City of Kom Ombo
This small Egyptian town is located on the western bank of the Nile. It is located about forty kilometers north of Aswan, near a vast plain cultivated with sugar cane and maize. With the ancient Egyptian name of “Nubyt”, this site was at the center of one of the caravan routes leading to the gold mines of the ancient region of Nubia, which later became a training place for elephants for the Roman army.
This past rich in history does not lack in the city of today a considerable presence of archaeological sites. Among these, the Temple dedicated to the worship of Sobek and Haroeris stands out, located on a small hill from which you can admire a splendid panorama overlooking the bend of the Nile and the island of El-Mansuriya.
Temple of Kom Ombo
The Kom Ombo Temple is located in the homonymous village of Upper Egypt, in the south of the country. This place of worship was built during the rule of the Ptolemaic dynasty.
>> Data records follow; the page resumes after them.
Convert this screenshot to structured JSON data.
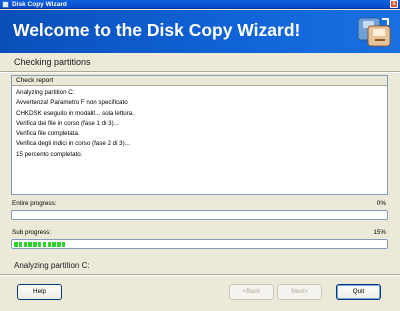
{
  "window": {
    "title": "Disk Copy Wizard",
    "close_glyph": "x"
  },
  "banner": {
    "heading": "Welcome to the Disk Copy Wizard!",
    "logo_icon": "disk-copy-logo-icon"
  },
  "step": {
    "title": "Checking partitions"
  },
  "report": {
    "header": "Check report",
    "lines": [
      "Analyzing partition C:",
      "Avvertenza! Parametro F non specificato",
      "CHKDSK eseguito in modalit... sola lettura.",
      "Verifica dei file in corso (fase 1 di 3)...",
      "Verifica file completata.",
      "Verifica degli indici in corso (fase 2 di 3)...",
      "15 percento completato."
    ]
  },
  "progress": {
    "entire": {
      "label": "Entire progress:",
      "percent_text": "0%",
      "value": 0
    },
    "sub": {
      "label": "Sub progress:",
      "percent_text": "15%",
      "value": 15
    }
  },
  "status": {
    "text": "Analyzing partition C:"
  },
  "buttons": {
    "help": "Help",
    "back": "<Back",
    "next": "Next>",
    "quit": "Quit"
  },
  "colors": {
    "banner": "#1064D8",
    "progress_fill": "#2CD12C",
    "titlebar": "#0A5FE0"
  }
}
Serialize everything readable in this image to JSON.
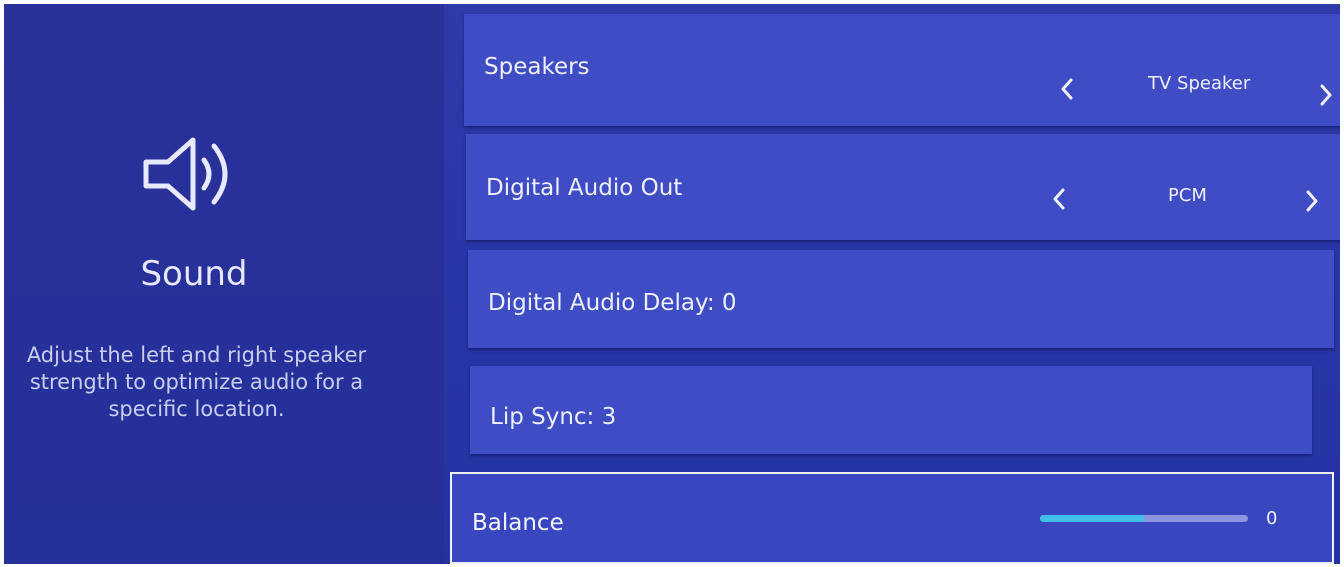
{
  "left_panel": {
    "icon": "speaker-volume-icon",
    "title": "Sound",
    "description": "Adjust the left and right speaker strength to optimize audio for a specific location."
  },
  "settings": [
    {
      "label": "Speakers",
      "value": "TV Speaker"
    },
    {
      "label": "Digital Audio Out",
      "value": "PCM"
    },
    {
      "label": "Digital Audio Delay: 0"
    },
    {
      "label": "Lip Sync: 3"
    },
    {
      "label": "Balance",
      "value": "0",
      "level": 0.5
    }
  ],
  "colors": {
    "screen_bg": "#2a36a6",
    "row_bg": "#3f4cc3",
    "text": "#eef0ff",
    "slider_fill": "#3fc0e8"
  }
}
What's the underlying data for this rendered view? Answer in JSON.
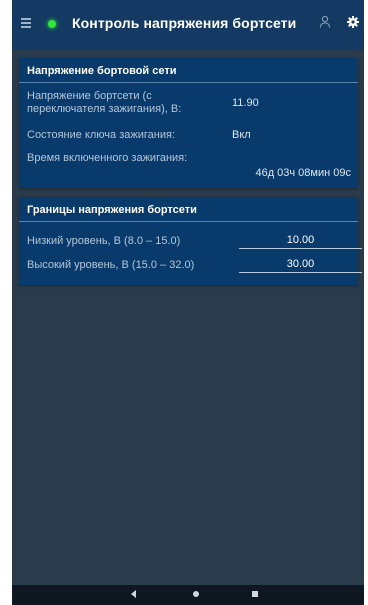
{
  "header": {
    "title": "Контроль напряжения бортсети",
    "menu_icon": "hamburger-menu-icon",
    "status_color": "#2ee63a"
  },
  "voltage_card": {
    "title": "Напряжение бортовой сети",
    "voltage_label": "Напряжение бортсети (с переключателя зажигания), В:",
    "voltage_value": "11.90",
    "ignition_label": "Состояние ключа зажигания:",
    "ignition_value": "Вкл",
    "ignition_time_label": "Время включенного зажигания:",
    "ignition_time_value": "46д 03ч 08мин 09с"
  },
  "limits_card": {
    "title": "Границы напряжения бортсети",
    "low_label": "Низкий уровень, В (8.0 – 15.0)",
    "low_value": "10.00",
    "high_label": "Высокий уровень, В (15.0 – 32.0)",
    "high_value": "30.00"
  },
  "colors": {
    "appbar": "#143a63",
    "card": "#083a6b",
    "background": "#2a3b4b"
  }
}
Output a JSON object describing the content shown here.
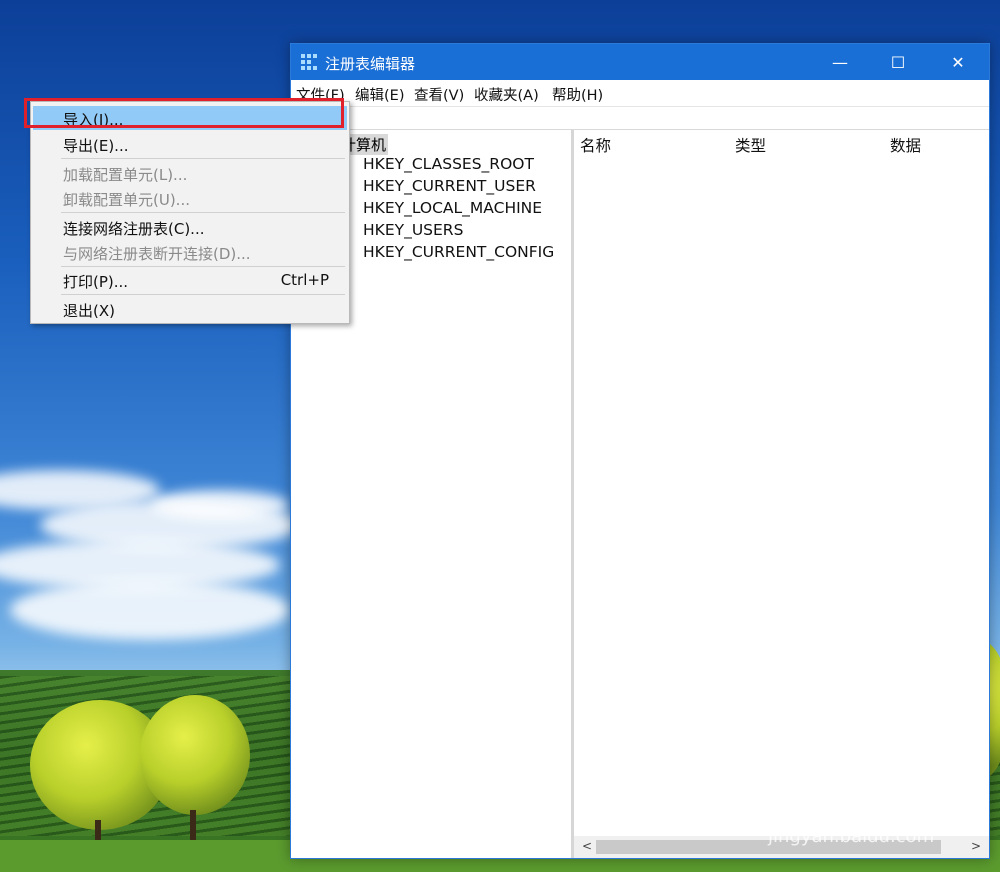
{
  "window": {
    "title": "注册表编辑器",
    "min": "—",
    "max": "☐",
    "close": "✕"
  },
  "menubar": {
    "file": "文件(F)",
    "edit": "编辑(E)",
    "view": "查看(V)",
    "favorites": "收藏夹(A)",
    "help": "帮助(H)"
  },
  "tree": {
    "root": "计算机",
    "items": [
      "HKEY_CLASSES_ROOT",
      "HKEY_CURRENT_USER",
      "HKEY_LOCAL_MACHINE",
      "HKEY_USERS",
      "HKEY_CURRENT_CONFIG"
    ]
  },
  "list": {
    "columns": [
      "名称",
      "类型",
      "数据"
    ]
  },
  "file_menu": {
    "items": [
      {
        "label": "导入(I)...",
        "shortcut": "",
        "enabled": true,
        "highlighted": true
      },
      {
        "label": "导出(E)...",
        "shortcut": "",
        "enabled": true
      },
      {
        "label": "加载配置单元(L)...",
        "shortcut": "",
        "enabled": false
      },
      {
        "label": "卸载配置单元(U)...",
        "shortcut": "",
        "enabled": false
      },
      {
        "label": "连接网络注册表(C)...",
        "shortcut": "",
        "enabled": true
      },
      {
        "label": "与网络注册表断开连接(D)...",
        "shortcut": "",
        "enabled": false
      },
      {
        "label": "打印(P)...",
        "shortcut": "Ctrl+P",
        "enabled": true
      },
      {
        "label": "退出(X)",
        "shortcut": "",
        "enabled": true
      }
    ]
  },
  "scrollbar": {
    "left_arrow": "<",
    "right_arrow": ">"
  },
  "watermark": {
    "main": "Bai du 经验",
    "sub": "jingyan.baidu.com"
  }
}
It is particularly beautiful to reach the site on board a cruise on the Nile, the temple stands right on the bank of the Nile, where ships dock, it is a sight to see the figure that stands out on the promontory of Kom Ombo (the hill of Ombos) overlooking on the small recess of the river basin.
However, it is also possible to get there by bus from Aswan or by car. If you don’t want to cruise, but still want to admire the temple from the Nile, it can also be reached along the way from Luxor to Aswan on a typical boat: the Felucca. [ Enjoy with our Aswan day tours ]
The main secret of the name of Kom Ombo
The name of the temple in the ancient Egyptian language was Pa-Sobek which means “The possession of Sobek”. Kom Ombo in Egyptian mythology represented the god of water and floods of the Nile; son of the goddess Neith, in the role of lord of the waters and fertility, she was worshiped in the capital of the XXI district of Upper Egypt: Crocodilopolis, today’s Fayoum.
The temple was initially built by Ptolemy VI at the beginning of his reign, later it was enlarged by his successors, in particular, Ptolemy XIII built the external and internal hypostyle halls.
The bas-reliefs and decorations of the temple of Kom Ombo
The bas-reliefs that decorate the sanctuaries reserve the same importance for both divinities. The decorations recall the typical elements of the Ptolemaic period with scenes of worship and priestly ceremonies; only in the back chapels are the oldest bas-reliefs in perfect condition.
One of the most interesting bas-reliefs depicts what would appear to be various surgical instruments, but not all scholars agree. In the same bas-relief, two pregnant women are represented. The temple was the destination of many faithful who came to ask for divine intercession against infirmities.
On the back of the external courtyard, a false door is depicted in precise
correspondence with the intersection point of the two wings of the temple. The entrance, on the east side, is decorated with three papyrus-shaped columns that delimit two different entrances both decorated with the winged solar disk.
In the hypostyle hall supported by ten columns, the walls are decorated with bas-reliefs, among which two particularly refined ones, both celebrating Pharaoh Ptolemy XII.
Finally, the entire building is surrounded by a double wall that creates an external courtyard also decorated with scenes of worship and priestly ceremonies.
Architectural structure and information of the temple of Kom Ombo which is dedicated to the god Sobek and Horus
The temple is particular because the cult was dedicated to two triads of divinities. An older and more primordial one formed by the crocodile god Sobek, Hathor, and Khonsu. The second, posterior, constituted by Haroeris, a solar manifestation of the falcon god (Horus), Tasenet-no fret sister of Horus, and Panebtani, the lord of the two countries.
Since the temple is dedicated to Sobek and Horus the old man is composed in his structure of two perfectly symmetrical bodies and the entrances that stand there are two: it has two identical entrances, identical hypostyle halls, and identical sanctuaries. The symmetrical structure of the temple is intended as a tribute to the mythological bond of the two divinities. The sanctuary on the right is dedicated to Sobek, while the one on the left to Horus.
The location of the Kom Ombo temple
it also tells us a lot about the importance that the priests of Ancient Egypt gave to nature, to its cycles, and above all, it is testimony to the sacredness attributed to the Nile crocodiles which gathered on an outcrop at a bend in the Nile in ancient times.
During the visit to the temple, you can admire mummified crocodiles, exposed in the three vestibules, unfortunately in a poor state of conservation, which precede the double sanctuary of Horus and Sobek, clay coffins, and beautiful reliefs on the walls. Some of the three hundred mummies of crocodiles discovered in the surroundings are exhibited in a museum not far from the temple.
Much of the temple was destroyed by floods due to its proximity to the river, earthquakes, and also by subsequent builders who used the building as a building quarry, moreover some of the internal reliefs were defaced when the temple was transformed into a Coptic Orthodox church.
The temple you can visit from October to May (06: 00-16: 00 hours) and from June to September (06: 00-17: 00 hours).